The Chinese multinational PC company Lenovo filed a patent with the USPTO for a system allowing " verify the integrity of physical documents "using a" security Blockchain . "
The patent application was submitted in August 2016, but was published late last week on February 15th.
The use of digital signatures encoded in documents, as opposed to physical signatures printed with physical ink, gives assurance that the document has not been modified after the signature.
The brief summary of the patent explains that a processor will identify a " symbol of integrity " in the document, converting it to " map". integrity ", then compare the map to the physical document to ensure the integrity of the document.
The Secur rity Blockchain, writes Lenovo, would ensure " that they have the actual authentic physical document even though multiple paper copies exist and several people have made entries into the modification chain . " If several, fake copies of a physical document, they would appear " appear as orphan blocks in the chain ."

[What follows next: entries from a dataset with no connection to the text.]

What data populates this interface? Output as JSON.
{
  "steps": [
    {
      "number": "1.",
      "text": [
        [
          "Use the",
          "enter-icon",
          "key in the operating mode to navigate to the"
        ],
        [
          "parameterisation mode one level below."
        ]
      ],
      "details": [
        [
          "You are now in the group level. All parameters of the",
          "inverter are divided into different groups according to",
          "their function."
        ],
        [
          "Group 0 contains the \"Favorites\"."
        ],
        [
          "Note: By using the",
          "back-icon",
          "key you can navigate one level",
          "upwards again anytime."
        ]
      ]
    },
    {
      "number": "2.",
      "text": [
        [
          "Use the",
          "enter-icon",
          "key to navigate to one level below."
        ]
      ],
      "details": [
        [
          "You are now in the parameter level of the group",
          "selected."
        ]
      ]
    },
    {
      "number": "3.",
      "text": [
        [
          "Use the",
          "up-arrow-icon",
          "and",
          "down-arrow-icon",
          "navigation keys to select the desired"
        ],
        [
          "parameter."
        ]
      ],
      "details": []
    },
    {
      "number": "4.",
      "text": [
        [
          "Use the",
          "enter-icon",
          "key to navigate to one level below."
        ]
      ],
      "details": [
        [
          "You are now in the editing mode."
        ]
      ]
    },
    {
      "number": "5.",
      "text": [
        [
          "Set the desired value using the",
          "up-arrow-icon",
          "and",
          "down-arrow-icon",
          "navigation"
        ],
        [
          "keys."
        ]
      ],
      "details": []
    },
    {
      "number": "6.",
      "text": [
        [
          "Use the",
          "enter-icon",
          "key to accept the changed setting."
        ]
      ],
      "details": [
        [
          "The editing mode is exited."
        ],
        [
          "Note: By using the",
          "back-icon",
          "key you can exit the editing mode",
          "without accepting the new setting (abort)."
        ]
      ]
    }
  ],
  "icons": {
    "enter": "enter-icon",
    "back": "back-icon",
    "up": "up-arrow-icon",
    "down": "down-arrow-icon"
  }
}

In December 2017, the Swiss banking giant UBS filed a similar patent with the USPTO for a Blockchain Although the patent application of the Chinese company Lenovo has not been submitted recently , its online publication comes as China is in the midst of a general crackdown against all that is crypto in the country. China banned all exchanges of foreign cryptocurrencies in early February, following the ban on initials of coins in September 2017.

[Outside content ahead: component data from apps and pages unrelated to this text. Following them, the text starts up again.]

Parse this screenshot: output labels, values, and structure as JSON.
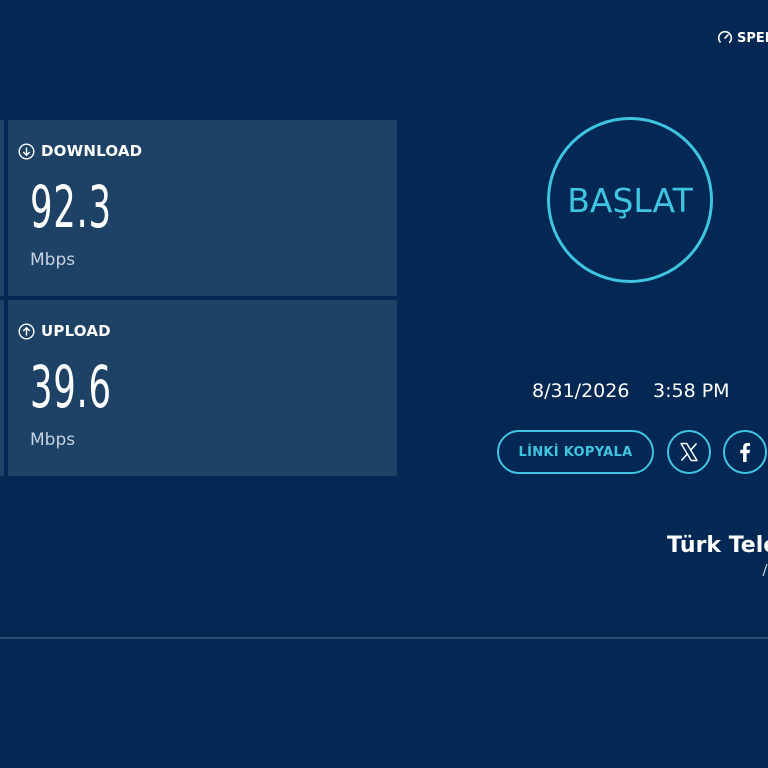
{
  "header": {
    "brand_text": "SPEEDTEST",
    "brand_icon": "speedometer-icon"
  },
  "metrics": {
    "download": {
      "label": "DOWNLOAD",
      "value": "92.3",
      "unit": "Mbps",
      "icon": "download-arrow-icon"
    },
    "upload": {
      "label": "UPLOAD",
      "value": "39.6",
      "unit": "Mbps",
      "icon": "upload-arrow-icon"
    }
  },
  "start": {
    "label": "BAŞLAT"
  },
  "result": {
    "date": "8/31/2026",
    "time": "3:58 PM"
  },
  "share": {
    "copy_link_label": "LİNKİ KOPYALA",
    "x_icon": "x-logo-icon",
    "facebook_icon": "facebook-icon"
  },
  "isp": {
    "name": "Türk Telekom"
  },
  "colors": {
    "background": "#022853",
    "card": "#1d4266",
    "accent": "#3fc5e1",
    "text": "#ffffff",
    "muted_text": "#c6d2e0"
  }
}
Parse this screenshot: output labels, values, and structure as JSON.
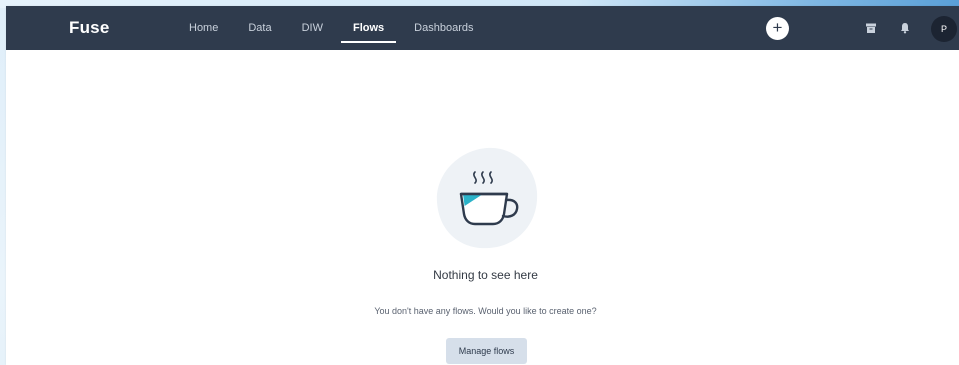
{
  "navbar": {
    "brand": "Fuse",
    "tabs": [
      {
        "label": "Home",
        "active": false
      },
      {
        "label": "Data",
        "active": false
      },
      {
        "label": "DIW",
        "active": false
      },
      {
        "label": "Flows",
        "active": true
      },
      {
        "label": "Dashboards",
        "active": false
      }
    ],
    "plus_label": "+",
    "icons": [
      "archive-icon",
      "bell-icon"
    ],
    "avatar_initial": "P"
  },
  "empty_state": {
    "illustration": "coffee-cup-icon",
    "title": "Nothing to see here",
    "subtitle": "You don't have any flows. Would you like to create one?",
    "button_label": "Manage flows"
  },
  "colors": {
    "navbar_bg": "#2f3b4d",
    "accent_teal": "#2bb3c9",
    "button_bg": "#d6dfea"
  }
}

However, even with the encryption bans in place, Chinese companies have stopped examining cryptography. On February 7, Chinese payment service provider LianLian partnered with RippleNet to facilitate faster and cheaper cross-border payments in Europe, the United States and China.